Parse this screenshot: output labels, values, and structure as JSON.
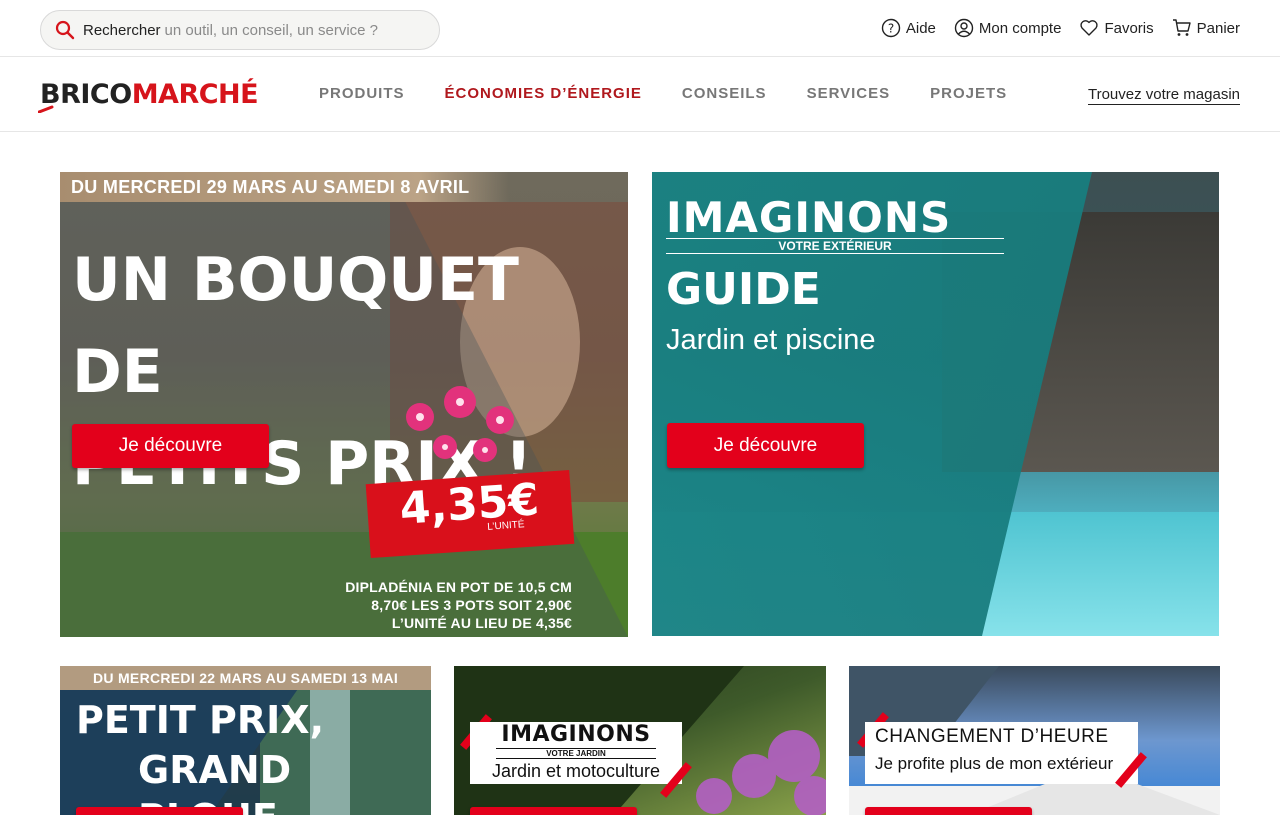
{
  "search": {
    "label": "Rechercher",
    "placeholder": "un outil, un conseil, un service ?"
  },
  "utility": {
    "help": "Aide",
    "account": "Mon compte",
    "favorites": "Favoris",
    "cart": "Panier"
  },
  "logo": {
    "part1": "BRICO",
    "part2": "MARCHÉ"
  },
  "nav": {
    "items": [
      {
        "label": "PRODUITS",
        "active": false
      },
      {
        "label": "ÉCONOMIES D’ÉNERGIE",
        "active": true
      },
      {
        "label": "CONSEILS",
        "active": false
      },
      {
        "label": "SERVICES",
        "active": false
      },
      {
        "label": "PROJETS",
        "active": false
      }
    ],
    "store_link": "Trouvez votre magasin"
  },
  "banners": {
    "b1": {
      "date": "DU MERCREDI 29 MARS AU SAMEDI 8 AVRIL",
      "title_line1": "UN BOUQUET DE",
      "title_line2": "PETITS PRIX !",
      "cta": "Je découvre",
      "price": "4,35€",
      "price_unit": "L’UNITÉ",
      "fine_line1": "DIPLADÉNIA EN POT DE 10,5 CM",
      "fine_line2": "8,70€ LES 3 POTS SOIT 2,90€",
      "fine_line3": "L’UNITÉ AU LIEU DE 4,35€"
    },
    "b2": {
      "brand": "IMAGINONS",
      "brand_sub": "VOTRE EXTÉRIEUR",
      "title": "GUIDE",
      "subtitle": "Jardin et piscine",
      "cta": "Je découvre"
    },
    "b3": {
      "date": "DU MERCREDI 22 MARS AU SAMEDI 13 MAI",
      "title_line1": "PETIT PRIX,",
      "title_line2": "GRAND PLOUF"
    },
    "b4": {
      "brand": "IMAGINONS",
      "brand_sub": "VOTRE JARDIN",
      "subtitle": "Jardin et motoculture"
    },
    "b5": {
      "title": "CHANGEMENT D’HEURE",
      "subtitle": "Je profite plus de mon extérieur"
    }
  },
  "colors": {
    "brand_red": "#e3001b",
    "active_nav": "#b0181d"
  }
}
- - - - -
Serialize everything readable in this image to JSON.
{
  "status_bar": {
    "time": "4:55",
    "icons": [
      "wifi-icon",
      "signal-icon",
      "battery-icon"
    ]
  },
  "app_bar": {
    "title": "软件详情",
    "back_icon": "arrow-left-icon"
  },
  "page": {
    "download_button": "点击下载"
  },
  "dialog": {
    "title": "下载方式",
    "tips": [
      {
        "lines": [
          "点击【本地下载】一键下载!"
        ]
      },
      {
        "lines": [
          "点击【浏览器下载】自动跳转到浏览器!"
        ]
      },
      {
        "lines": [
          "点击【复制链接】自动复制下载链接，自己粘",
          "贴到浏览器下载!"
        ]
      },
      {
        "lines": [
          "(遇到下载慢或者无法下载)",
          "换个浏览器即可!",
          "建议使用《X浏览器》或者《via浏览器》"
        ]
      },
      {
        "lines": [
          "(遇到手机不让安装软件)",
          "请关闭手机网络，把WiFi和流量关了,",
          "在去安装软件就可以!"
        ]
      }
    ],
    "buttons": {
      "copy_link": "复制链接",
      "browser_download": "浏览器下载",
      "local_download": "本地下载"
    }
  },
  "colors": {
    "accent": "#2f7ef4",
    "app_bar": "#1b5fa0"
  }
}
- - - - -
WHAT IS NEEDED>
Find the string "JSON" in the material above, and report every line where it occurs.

ANSWER TO THIS PROBLEM>
Parse this screenshot: output labels, values, and structure as JSON.
Serialize everything readable in this image to JSON.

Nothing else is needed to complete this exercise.